Association Between Population Mobility Reductions and New COVID-19 Diagnoses in the United States Along the Urban–Rural Gradient, February–April, 2020

Xiaojiang Li, PhD, MS; Abby E. Rudolph, MPH, PhD; Jeremy Mennis, MS, PhD

Disclosures

Prev Chronic Dis. 2020;17(10):e118 

In This Article

Highlights

We plotted the spatial distributions of the correlation coefficients and attendant catplots for each location type. The maps show that retail and recreation, grocery and pharmacy, parks, transit stations, and workplaces generally have significant and positive correlations — a decrease in visits to these locations is associated with a reduced rate of new COVID-19 cases 11 days later. Conversely, an increase in the amount of time spent in residential locations was significantly negatively correlated with an increase in the rate of new COVID-19 diagnoses in most observed counties — staying at home is associated with a slowed growth rate.

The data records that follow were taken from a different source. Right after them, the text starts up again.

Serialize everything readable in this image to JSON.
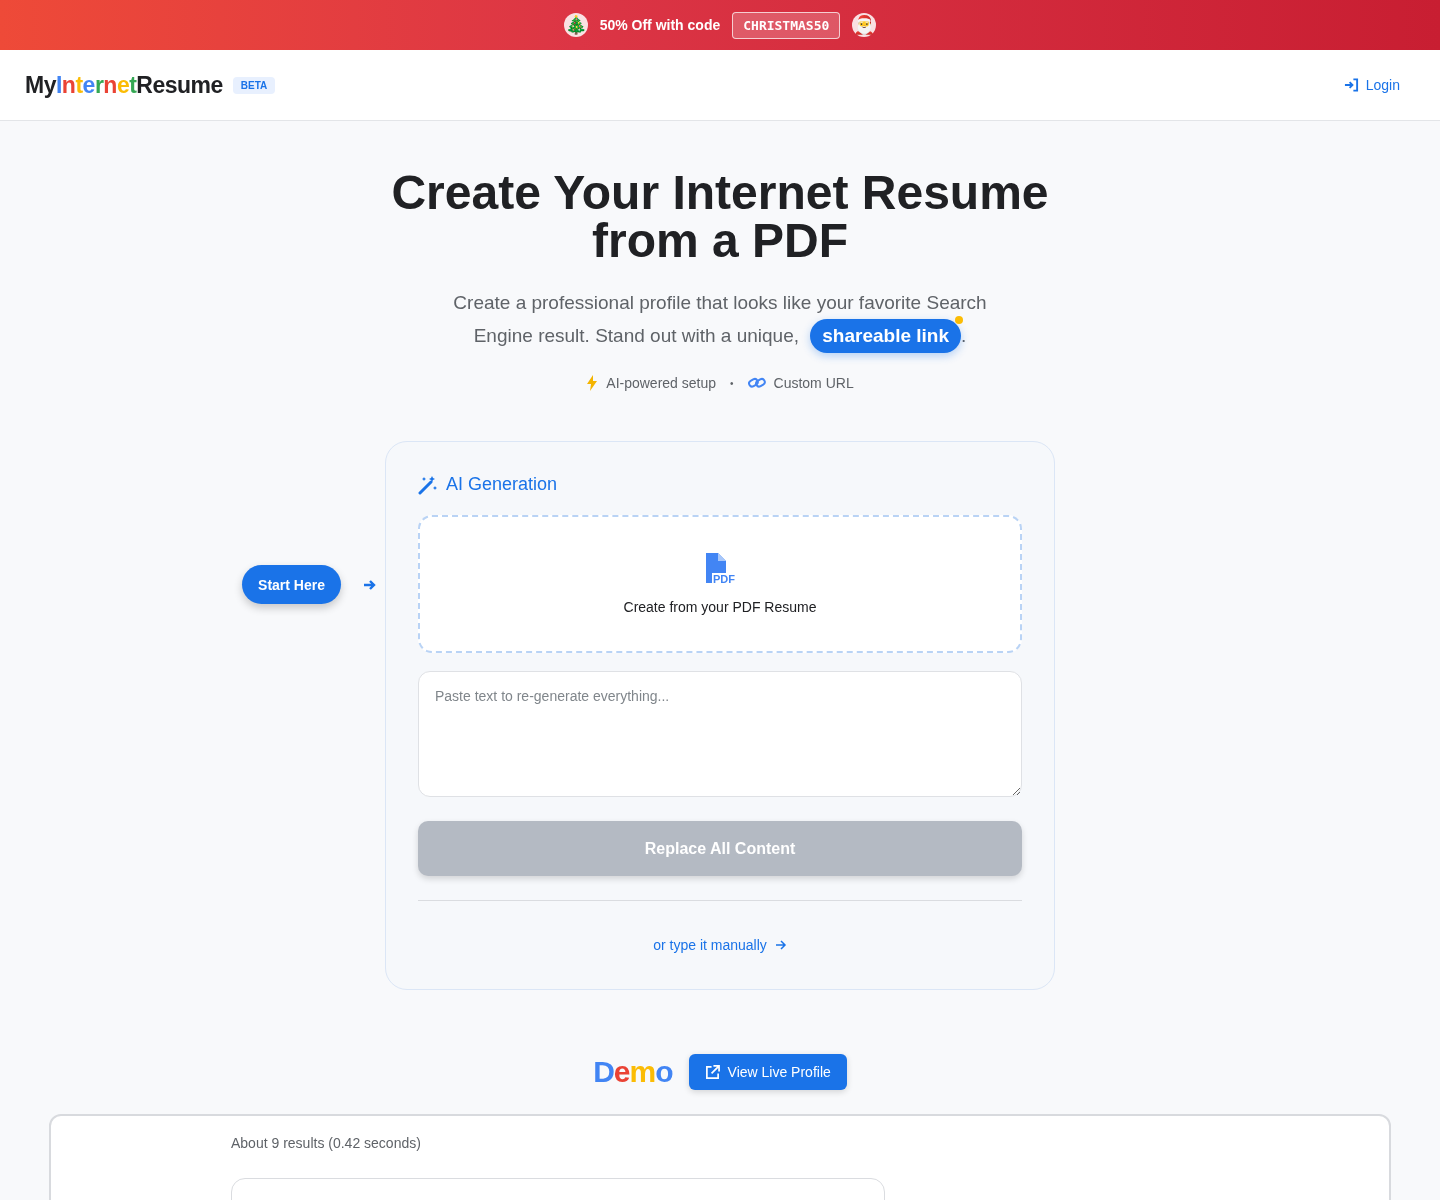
{
  "promo": {
    "icon_left": "🎄",
    "text": "50% Off with code",
    "code": "CHRISTMAS50",
    "icon_right": "🎅"
  },
  "header": {
    "logo": [
      {
        "text": "My",
        "color": "#202124"
      },
      {
        "text": "I",
        "color": "#4285f4"
      },
      {
        "text": "n",
        "color": "#ea4335"
      },
      {
        "text": "t",
        "color": "#fbbc05"
      },
      {
        "text": "e",
        "color": "#4285f4"
      },
      {
        "text": "r",
        "color": "#34a853"
      },
      {
        "text": "n",
        "color": "#ea4335"
      },
      {
        "text": "e",
        "color": "#fbbc05"
      },
      {
        "text": "t",
        "color": "#34a853"
      },
      {
        "text": "Resume",
        "color": "#202124"
      }
    ],
    "badge": "BETA",
    "login": "Login"
  },
  "hero": {
    "title": "Create Your Internet Resume from a PDF",
    "subtitle": "Create a professional profile that looks like your favorite Search Engine result. Stand out with a unique,",
    "highlight": "shareable link",
    "after": ".",
    "features": [
      "AI-powered setup",
      "Custom URL"
    ],
    "separator": "•"
  },
  "start_button": "Start Here",
  "card": {
    "title": "AI Generation",
    "upload": {
      "label": "Create from your PDF Resume",
      "pdf_tag": "PDF"
    },
    "textarea": {
      "placeholder": "Paste text to re-generate everything..."
    },
    "replace_button": {
      "label": "Replace All Content",
      "disabled": true
    },
    "manual_link": "or type it manually"
  },
  "demo": {
    "letters": [
      {
        "text": "D",
        "color": "#4285f4"
      },
      {
        "text": "e",
        "color": "#ea4335"
      },
      {
        "text": "m",
        "color": "#fbbc05"
      },
      {
        "text": "o",
        "color": "#4285f4"
      }
    ],
    "button": "View Live Profile",
    "results": "About 9 results (0.42 seconds)"
  }
}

Geographic variation is substantial, however, where, in many rural counties, the correlation is not significant. This is illustrated further by the catplots, where for all location types, significant correlations are more likely to occur in urban counties. Indeed, most noncore counties (the most rural) show no significant correlations between change in mobility and the rate of new diagnoses, whereas most large central metropolitan counties show significant correlations for all location types (except parks). Results using the 5-day time lag were consistent with the results presented here.

We acknowledge certain limitations, including extensive missing county mobility data, and that other factors can influence disease transmission and reported cases (eg, testing practices, disease burden, population density, prevalence of chronic health conditions, age distributions, the population living in congregate settings). Additionally, these results reflect cases detected in the United States between February and April, when most states and counties had a combination of stay-at-home directives and business/school closures, and when cases were concentrated in a few urban areas, particularly New York City. In a post-hoc analysis we repeated the analysis by using a February 15 through June 19, 2020, study period. The resulting analogous urban–rural graphs for workplaces and residential places show that the association of mobility reductions with COVID-19 cases we observed for the initial study period dissipates to some extent, particularly in more rural areas (Figure). Notably, May 2020 was a period of decline in COVID-19 cases in the United States; the initial disease hotspots were cooling, and many states began to phase out mobility-reducing directives. This was followed in June by a rapid increase in COVID-19 cases in Florida, Arizona, and other states that did not act aggressively to reduce mobility and encourage wearing masks, with some states reinstating mobility reduction directives in response.

Figure.

Post-hoc analysis of correlation between change in mobility and percentage increase in new COVID-19 cases 11 days later for February 15 through June 19, 2020, by US county. Correlations are shown for visits to workplaces and residential places and plotted within 6 different urban–rural classifications. Mobility data are from the Google Community Mobility Report, and confirmed COVID-19 case data are from the New York Times, Inc, Urban–rural classification data are from the National Center for Health Statistics. Significance is P < .05. The extended study period shows that the association between mobility change and new COVID-19 cases weakened somewhat as compared to the initial study period, particularly in more rural counties, reflecting the changing geographic pattern of disease dynamics occurring in May and June 2020. Abbreviation: metro, metropolitan.

processing....